In my hometown we faced the worst sort of April weather; sunny but cold, with a piercing wind and scudding clouds ripping across those wide East Anglian skies.
Yet I felt warmed as I watched thousands in love with cricket, cheering themselves hoarse, one eye on the big screen just in case the cameraman spotted their antics, another eye on the neighbouring seat, filled like every other in the stadium.
IPL was back again, Brett Lee was racing in to belie his three-and-a-half decades and his retirement and, first ball of the new season, an off stump was knocked askew and the bails were once again sailing head high.
The spectators, who greeted the toss as if they had just seen the winning goal in the Cup final, roared again. Even though the next ball went for four and the next for two more they were happy to suggest that the very arrival of a new IPL season was enough to bring new life. Cricket had been reborn all over the sub-continent.
Not in England funnily enough. Here it is shown on the minor channel of ITV4, which does not normally offer cricket, while the big TV cricket channels sit in a corner and ignore what is going on in India.
Why? Don’t ask. Here Test cricket, so all the experts say, is still the ultimate examination, still the finest form of the game, while everything else is to be viewed in a minor key. Ridiculous, of course, but then it was a long, long time before musicians acknowledged the power of jazz in any form except what they dubbed the classics.
It may be just as long before there is a demand for Twenty20 cricket in this country because, I often think, we are too cerebral, too intent on maintaining our equilibrium, too polite to enjoy our sport as you guys in India do.
We should try it. Big hitting, quick, relentless running, power bowling: these are not crimes but only one side of a game that has in recent years been shown to be many-faceted, to find pleasure in more than one format.
The cricketers already recognise that Test batting can be enhanced by T20 techniques; the ball struck over the wicketkeeper, or uppercut above first slip. Bowlers have snatched the doosra from the shadows of short-run cricket and taken it into the Test arena. Give them the time to practise, to find new ways to exploit this trick and it will be a staple of the Test and not just a variation that is better in 20 overs than in 90-a-day.
Of course, and this has been said many times, we do not have the right weather, the dark evenings and the sudden dusk to make T20 cricket at night a natural.
One day all cricket will be played indoors — wait for the wail of discontent that arises from among the conservative watchers here when that is suggested — and that will be the time for cricket in England to embrace the shorter form.

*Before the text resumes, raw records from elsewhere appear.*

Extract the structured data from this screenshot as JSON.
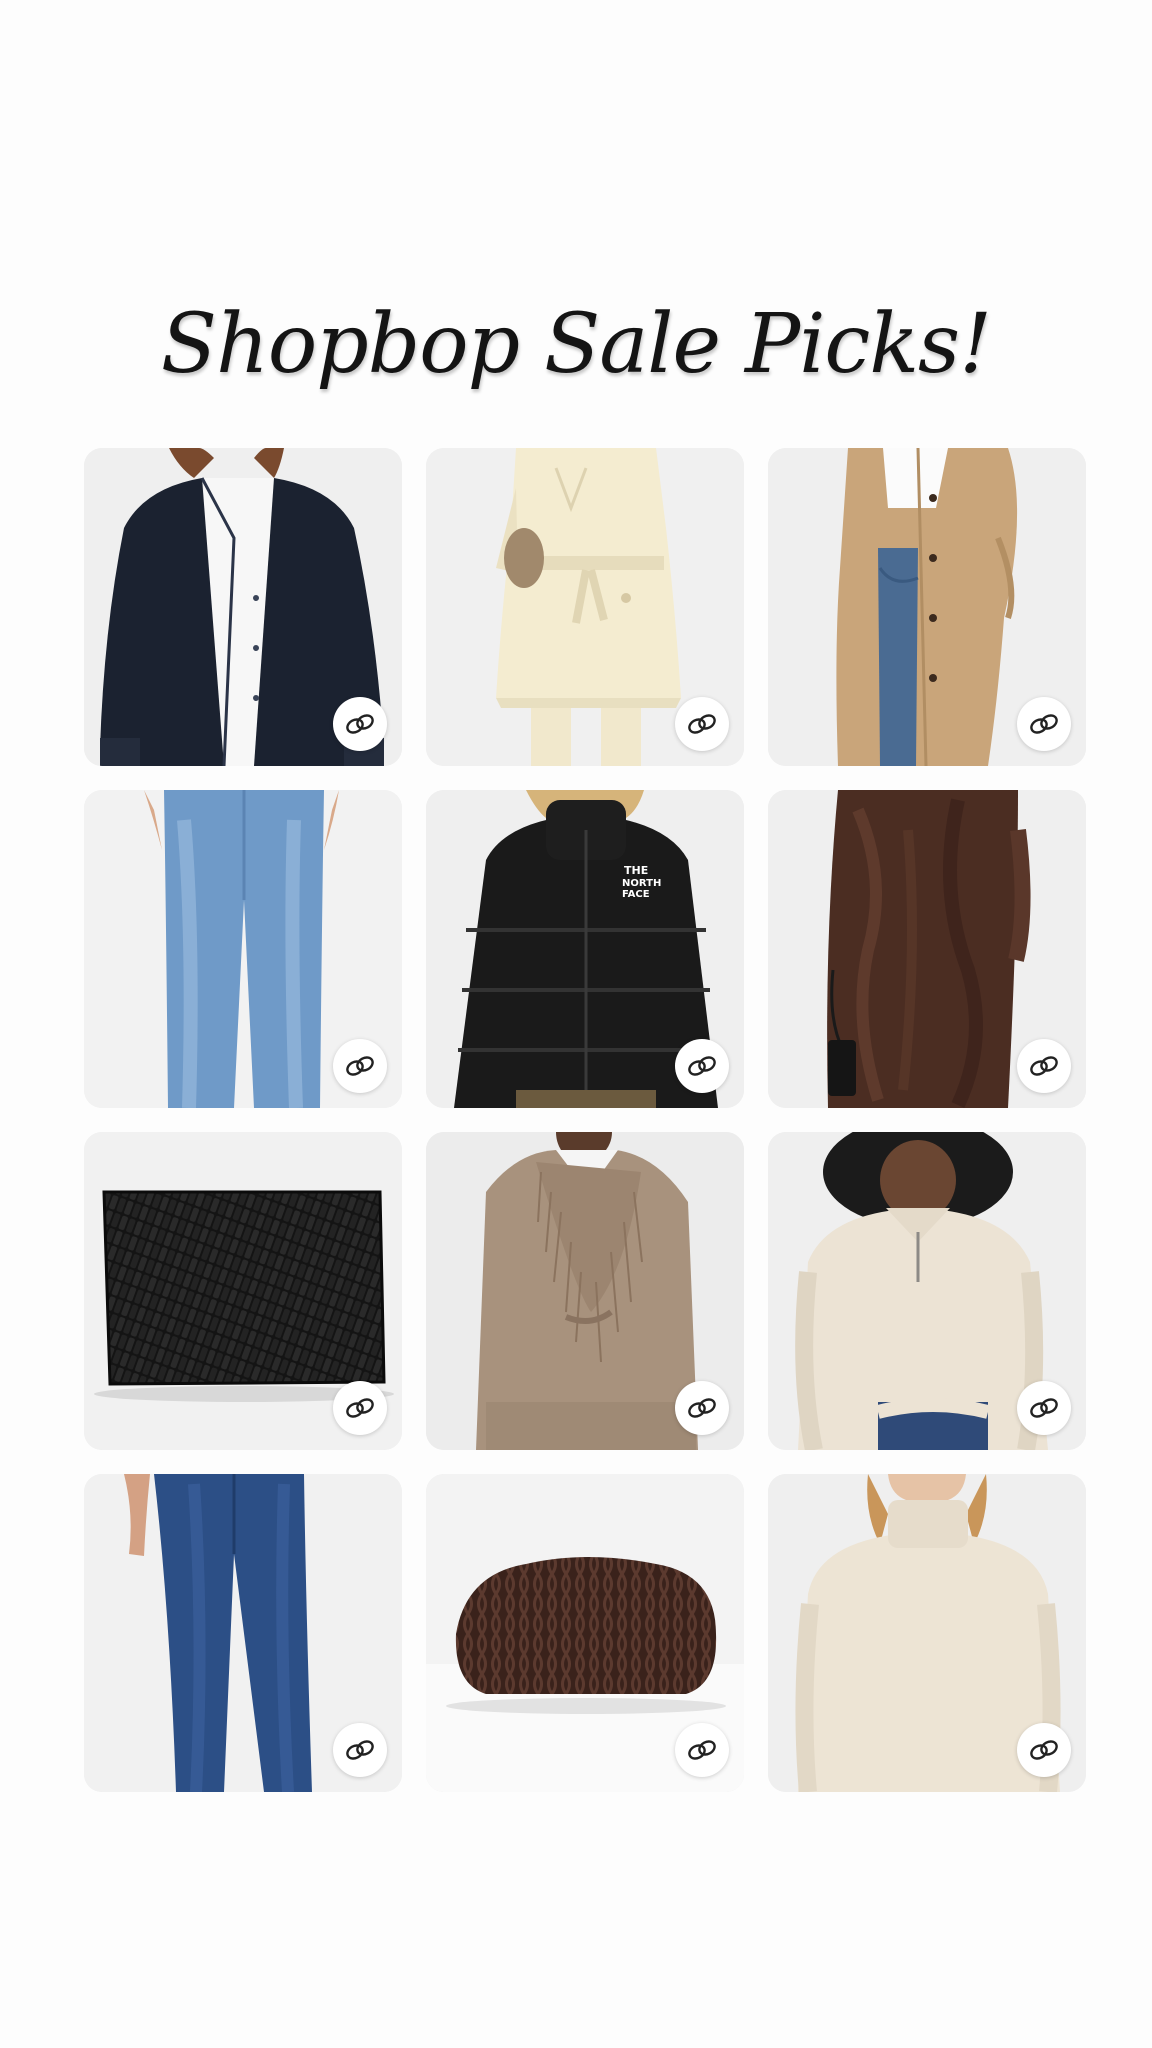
{
  "page": {
    "title": "Shopbop Sale Picks!"
  },
  "products": [
    {
      "name": "navy-barn-jacket",
      "icon": "link-icon"
    },
    {
      "name": "cream-trench-coat",
      "icon": "link-icon"
    },
    {
      "name": "camel-long-coat",
      "icon": "link-icon"
    },
    {
      "name": "light-wash-jeans",
      "icon": "link-icon"
    },
    {
      "name": "black-puffer-jacket",
      "icon": "link-icon"
    },
    {
      "name": "brown-faux-fur-coat",
      "icon": "link-icon"
    },
    {
      "name": "black-woven-clutch",
      "icon": "link-icon"
    },
    {
      "name": "fringe-wrap-cardigan",
      "icon": "link-icon"
    },
    {
      "name": "cream-half-zip-sweater",
      "icon": "link-icon"
    },
    {
      "name": "dark-wash-jeans",
      "icon": "link-icon"
    },
    {
      "name": "brown-quilted-pouch",
      "icon": "link-icon"
    },
    {
      "name": "ivory-turtleneck-sweater",
      "icon": "link-icon"
    }
  ],
  "colors": {
    "background": "#fdfdfd",
    "tile_background": "#ececec",
    "badge_background": "#ffffff",
    "title": "#141414"
  }
}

Twenty years ago a friend of mine drew up an agenda for the future of cricket and included an item about names and numbers on players’ shirts.
“That is not even to be discussed,” shouted the chairman of his committee. “We don’t want stuff like that in this country, however popular it might be abroad.”
Life changes and those of us who advocate progress have the supreme pleasure of seeing the traditionalists try to catch up with us. IPL will do that all over again — whatever the weather.